Yesterday, the Gateway Pundit reported on ADP’s published report that showed we lost 100,000 manufacturing jobs but gained, overall, 127,000 jobs.
Today, the Bureau of Labor Statistics published numbers that were, once again, significantly off from the ADP numbers reported and higher than expected. Yet, these numbers were the lowest since December 2020 and tied with March 2021, according to Zerohedge:
It was supposed to be the lowest payrolls report since December 2020 and… it was, but not how the market expected. With consensus expecting a 200K print (and whisper predicting much lower amid the mass tech layoffs), virtually nobody – not even Goldman – expected anything resembling a beat.
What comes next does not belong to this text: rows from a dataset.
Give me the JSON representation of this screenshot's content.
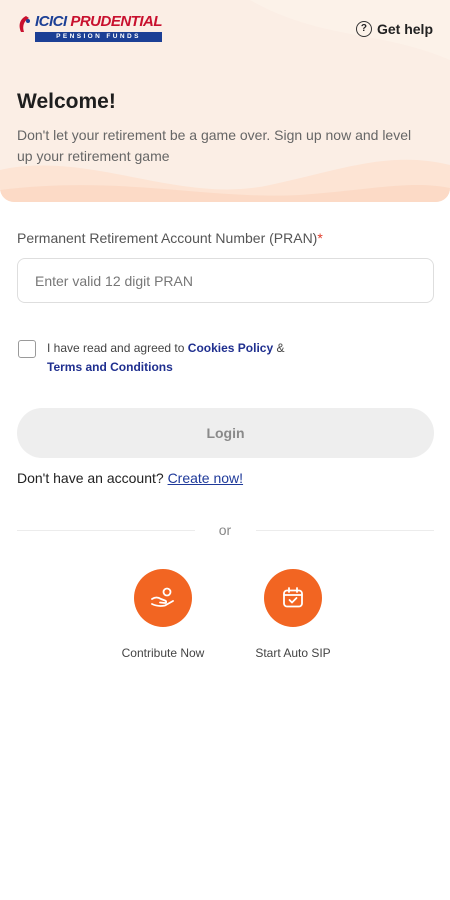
{
  "header": {
    "logo": {
      "brand_a": "ICICI ",
      "brand_b": "PRUDENTIAL",
      "sub": "PENSION FUNDS"
    },
    "help_label": "Get help",
    "help_icon": "question-circle-icon"
  },
  "welcome": {
    "title": "Welcome!",
    "subtitle": "Don't let your retirement be a game over. Sign up now and level up your retirement game"
  },
  "form": {
    "pran_label": "Permanent Retirement Account Number (PRAN)",
    "required_mark": "*",
    "pran_placeholder": "Enter valid 12 digit PRAN",
    "pran_value": "",
    "agree_prefix": "I have read and agreed to ",
    "cookies_link": "Cookies Policy",
    "agree_and": " & ",
    "terms_link": "Terms and Conditions",
    "login_label": "Login",
    "no_account_text": "Don't have an account? ",
    "create_link": "Create now!"
  },
  "or_text": "or",
  "actions": [
    {
      "label": "Contribute Now",
      "icon": "hand-coin-icon"
    },
    {
      "label": "Start Auto SIP",
      "icon": "calendar-check-icon"
    }
  ],
  "colors": {
    "accent": "#f26522",
    "brand_blue": "#1c3f95",
    "brand_red": "#c8102e",
    "hero_bg": "#fbeee5",
    "link": "#1f2f8f"
  }
}
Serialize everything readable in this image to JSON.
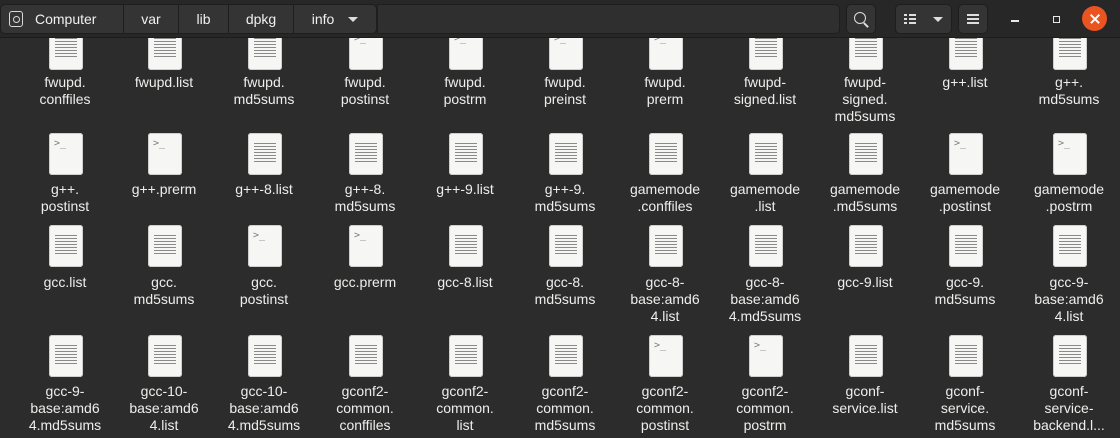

And while we did in fact get the weakest print since Dec 2020 (and tied with March 2021), the report was a completely unexpected beat to expectations, coming in at +263K, this was a huge beat to expectations of 200K (the 7th consecutive beat) and just barely a drop compared to the upward revised 284K last month.
As ADP reported, the biggest gains for November were in hospitality, healthcare, and government.
This was the 7th consecutive month that the “official” jobs report beat the predicted numbers.